Records excerpted from a collection
┄┄┄┄┄┄

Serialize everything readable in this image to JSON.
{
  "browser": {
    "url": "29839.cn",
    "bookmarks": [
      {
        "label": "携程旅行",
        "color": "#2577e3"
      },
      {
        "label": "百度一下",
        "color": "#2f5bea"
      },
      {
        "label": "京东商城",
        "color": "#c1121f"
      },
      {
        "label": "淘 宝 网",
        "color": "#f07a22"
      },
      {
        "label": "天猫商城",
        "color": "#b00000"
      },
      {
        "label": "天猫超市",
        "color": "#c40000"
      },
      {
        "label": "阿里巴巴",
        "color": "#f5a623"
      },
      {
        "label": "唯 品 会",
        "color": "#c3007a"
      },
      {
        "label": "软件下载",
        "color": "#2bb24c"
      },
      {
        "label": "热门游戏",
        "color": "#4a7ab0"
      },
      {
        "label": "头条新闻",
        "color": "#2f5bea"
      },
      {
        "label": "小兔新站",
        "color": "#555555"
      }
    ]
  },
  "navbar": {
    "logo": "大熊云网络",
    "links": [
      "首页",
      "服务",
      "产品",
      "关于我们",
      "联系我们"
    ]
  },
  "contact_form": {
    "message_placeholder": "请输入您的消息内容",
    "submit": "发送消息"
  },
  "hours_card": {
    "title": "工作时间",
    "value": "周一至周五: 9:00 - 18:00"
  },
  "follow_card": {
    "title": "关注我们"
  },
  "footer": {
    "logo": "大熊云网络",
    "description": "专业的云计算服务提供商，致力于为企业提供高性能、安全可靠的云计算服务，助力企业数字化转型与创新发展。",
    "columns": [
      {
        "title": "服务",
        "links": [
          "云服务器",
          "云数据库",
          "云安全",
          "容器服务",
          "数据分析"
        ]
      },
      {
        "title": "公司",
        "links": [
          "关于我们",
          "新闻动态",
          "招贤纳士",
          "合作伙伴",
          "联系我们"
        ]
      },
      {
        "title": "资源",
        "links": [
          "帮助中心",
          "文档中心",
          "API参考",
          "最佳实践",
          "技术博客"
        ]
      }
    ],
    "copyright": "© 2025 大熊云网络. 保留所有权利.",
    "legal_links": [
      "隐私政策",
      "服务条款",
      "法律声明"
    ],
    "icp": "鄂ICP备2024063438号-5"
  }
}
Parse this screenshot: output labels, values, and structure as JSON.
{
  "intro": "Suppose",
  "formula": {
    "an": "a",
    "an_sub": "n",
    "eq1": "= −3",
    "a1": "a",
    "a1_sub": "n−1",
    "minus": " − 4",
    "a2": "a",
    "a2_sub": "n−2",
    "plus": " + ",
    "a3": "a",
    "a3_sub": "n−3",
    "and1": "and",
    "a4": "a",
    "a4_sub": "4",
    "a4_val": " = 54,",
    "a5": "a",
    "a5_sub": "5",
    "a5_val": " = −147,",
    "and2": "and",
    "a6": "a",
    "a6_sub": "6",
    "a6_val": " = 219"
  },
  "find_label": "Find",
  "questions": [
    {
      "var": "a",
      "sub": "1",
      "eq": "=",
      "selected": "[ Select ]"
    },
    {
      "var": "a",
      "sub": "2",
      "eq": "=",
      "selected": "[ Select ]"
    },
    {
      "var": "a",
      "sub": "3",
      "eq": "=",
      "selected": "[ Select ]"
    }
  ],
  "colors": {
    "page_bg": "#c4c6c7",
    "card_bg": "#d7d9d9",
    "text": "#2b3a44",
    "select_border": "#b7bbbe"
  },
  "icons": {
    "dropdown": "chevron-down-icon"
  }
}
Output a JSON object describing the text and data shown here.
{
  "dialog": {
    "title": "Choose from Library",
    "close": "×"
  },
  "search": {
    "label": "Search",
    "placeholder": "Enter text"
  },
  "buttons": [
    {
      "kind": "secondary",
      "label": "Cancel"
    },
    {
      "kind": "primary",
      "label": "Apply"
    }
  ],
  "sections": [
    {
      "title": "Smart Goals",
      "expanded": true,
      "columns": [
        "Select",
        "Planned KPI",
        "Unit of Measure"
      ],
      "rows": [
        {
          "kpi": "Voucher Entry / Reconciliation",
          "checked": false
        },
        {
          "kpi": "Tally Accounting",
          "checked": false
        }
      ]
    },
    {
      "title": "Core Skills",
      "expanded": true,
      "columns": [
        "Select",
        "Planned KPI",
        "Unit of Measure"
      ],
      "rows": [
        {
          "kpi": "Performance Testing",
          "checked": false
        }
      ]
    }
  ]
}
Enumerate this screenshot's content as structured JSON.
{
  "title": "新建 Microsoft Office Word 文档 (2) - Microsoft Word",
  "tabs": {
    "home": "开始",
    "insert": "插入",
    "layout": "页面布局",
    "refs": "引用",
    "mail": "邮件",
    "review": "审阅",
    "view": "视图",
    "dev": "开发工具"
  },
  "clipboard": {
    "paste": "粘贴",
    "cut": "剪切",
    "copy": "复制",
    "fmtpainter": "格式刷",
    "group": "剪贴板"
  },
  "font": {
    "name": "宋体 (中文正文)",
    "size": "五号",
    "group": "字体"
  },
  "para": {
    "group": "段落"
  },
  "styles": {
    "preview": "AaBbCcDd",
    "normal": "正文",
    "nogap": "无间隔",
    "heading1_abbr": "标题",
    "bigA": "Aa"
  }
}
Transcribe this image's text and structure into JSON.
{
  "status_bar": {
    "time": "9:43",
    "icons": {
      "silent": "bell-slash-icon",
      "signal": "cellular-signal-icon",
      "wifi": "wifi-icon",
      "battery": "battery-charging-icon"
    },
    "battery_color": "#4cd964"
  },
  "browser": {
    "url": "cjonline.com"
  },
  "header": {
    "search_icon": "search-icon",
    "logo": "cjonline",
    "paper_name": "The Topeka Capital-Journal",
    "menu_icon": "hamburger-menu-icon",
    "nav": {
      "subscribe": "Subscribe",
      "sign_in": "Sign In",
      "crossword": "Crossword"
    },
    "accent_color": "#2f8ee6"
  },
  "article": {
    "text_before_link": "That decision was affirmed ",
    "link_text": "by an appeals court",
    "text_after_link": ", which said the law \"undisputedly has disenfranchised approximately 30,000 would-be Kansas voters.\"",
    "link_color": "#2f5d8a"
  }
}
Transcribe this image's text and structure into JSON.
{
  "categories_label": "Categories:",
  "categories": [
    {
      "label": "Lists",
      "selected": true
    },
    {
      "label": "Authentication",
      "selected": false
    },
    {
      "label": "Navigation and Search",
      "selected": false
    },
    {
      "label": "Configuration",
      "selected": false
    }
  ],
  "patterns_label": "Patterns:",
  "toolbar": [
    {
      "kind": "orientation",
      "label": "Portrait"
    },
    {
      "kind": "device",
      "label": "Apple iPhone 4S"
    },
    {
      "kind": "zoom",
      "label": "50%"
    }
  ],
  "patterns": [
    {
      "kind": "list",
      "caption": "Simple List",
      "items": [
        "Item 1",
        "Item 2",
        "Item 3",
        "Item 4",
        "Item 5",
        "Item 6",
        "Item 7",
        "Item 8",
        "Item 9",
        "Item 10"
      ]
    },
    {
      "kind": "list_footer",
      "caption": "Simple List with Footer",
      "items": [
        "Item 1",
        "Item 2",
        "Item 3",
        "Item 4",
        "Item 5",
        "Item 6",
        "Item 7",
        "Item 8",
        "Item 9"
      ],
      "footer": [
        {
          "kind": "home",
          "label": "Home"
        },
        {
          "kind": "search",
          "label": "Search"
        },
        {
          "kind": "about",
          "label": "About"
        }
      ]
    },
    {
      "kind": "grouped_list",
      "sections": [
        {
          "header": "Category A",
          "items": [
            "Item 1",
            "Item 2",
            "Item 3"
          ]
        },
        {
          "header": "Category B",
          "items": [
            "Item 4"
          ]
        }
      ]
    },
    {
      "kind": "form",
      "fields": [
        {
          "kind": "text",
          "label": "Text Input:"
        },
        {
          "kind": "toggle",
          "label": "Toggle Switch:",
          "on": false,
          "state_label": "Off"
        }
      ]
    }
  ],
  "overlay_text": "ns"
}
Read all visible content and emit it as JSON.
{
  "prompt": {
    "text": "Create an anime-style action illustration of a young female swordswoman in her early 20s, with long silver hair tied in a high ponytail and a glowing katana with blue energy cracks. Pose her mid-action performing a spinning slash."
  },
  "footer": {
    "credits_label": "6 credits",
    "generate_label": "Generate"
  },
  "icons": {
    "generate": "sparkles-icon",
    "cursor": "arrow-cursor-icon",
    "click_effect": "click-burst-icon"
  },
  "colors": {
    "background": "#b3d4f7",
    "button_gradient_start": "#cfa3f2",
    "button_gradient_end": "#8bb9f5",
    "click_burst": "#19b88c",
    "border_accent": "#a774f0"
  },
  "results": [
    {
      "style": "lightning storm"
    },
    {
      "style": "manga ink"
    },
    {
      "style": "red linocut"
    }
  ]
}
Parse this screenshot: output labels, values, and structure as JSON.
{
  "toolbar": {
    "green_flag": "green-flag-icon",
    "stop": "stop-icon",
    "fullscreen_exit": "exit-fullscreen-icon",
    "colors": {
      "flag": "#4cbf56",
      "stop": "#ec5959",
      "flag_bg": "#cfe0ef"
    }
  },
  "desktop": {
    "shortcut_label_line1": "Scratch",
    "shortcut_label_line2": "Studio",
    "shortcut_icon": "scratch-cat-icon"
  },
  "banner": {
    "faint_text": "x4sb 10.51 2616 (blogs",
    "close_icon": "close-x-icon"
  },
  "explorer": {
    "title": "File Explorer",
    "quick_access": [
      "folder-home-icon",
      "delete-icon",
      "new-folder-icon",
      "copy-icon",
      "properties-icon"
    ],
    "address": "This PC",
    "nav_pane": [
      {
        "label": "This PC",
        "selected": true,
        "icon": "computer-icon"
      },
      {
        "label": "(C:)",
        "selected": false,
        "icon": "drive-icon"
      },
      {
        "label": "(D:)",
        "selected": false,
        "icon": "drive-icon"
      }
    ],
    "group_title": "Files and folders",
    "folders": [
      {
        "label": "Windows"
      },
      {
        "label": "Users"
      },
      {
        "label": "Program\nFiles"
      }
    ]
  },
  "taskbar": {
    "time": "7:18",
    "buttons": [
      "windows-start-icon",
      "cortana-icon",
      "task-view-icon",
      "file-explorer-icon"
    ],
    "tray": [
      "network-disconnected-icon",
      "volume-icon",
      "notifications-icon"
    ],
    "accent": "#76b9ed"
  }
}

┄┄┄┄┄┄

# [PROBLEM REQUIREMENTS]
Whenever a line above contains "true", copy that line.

# [RESULT]
      "expanded": true,
      "expanded": true,
      "selected": true
        "selected": true,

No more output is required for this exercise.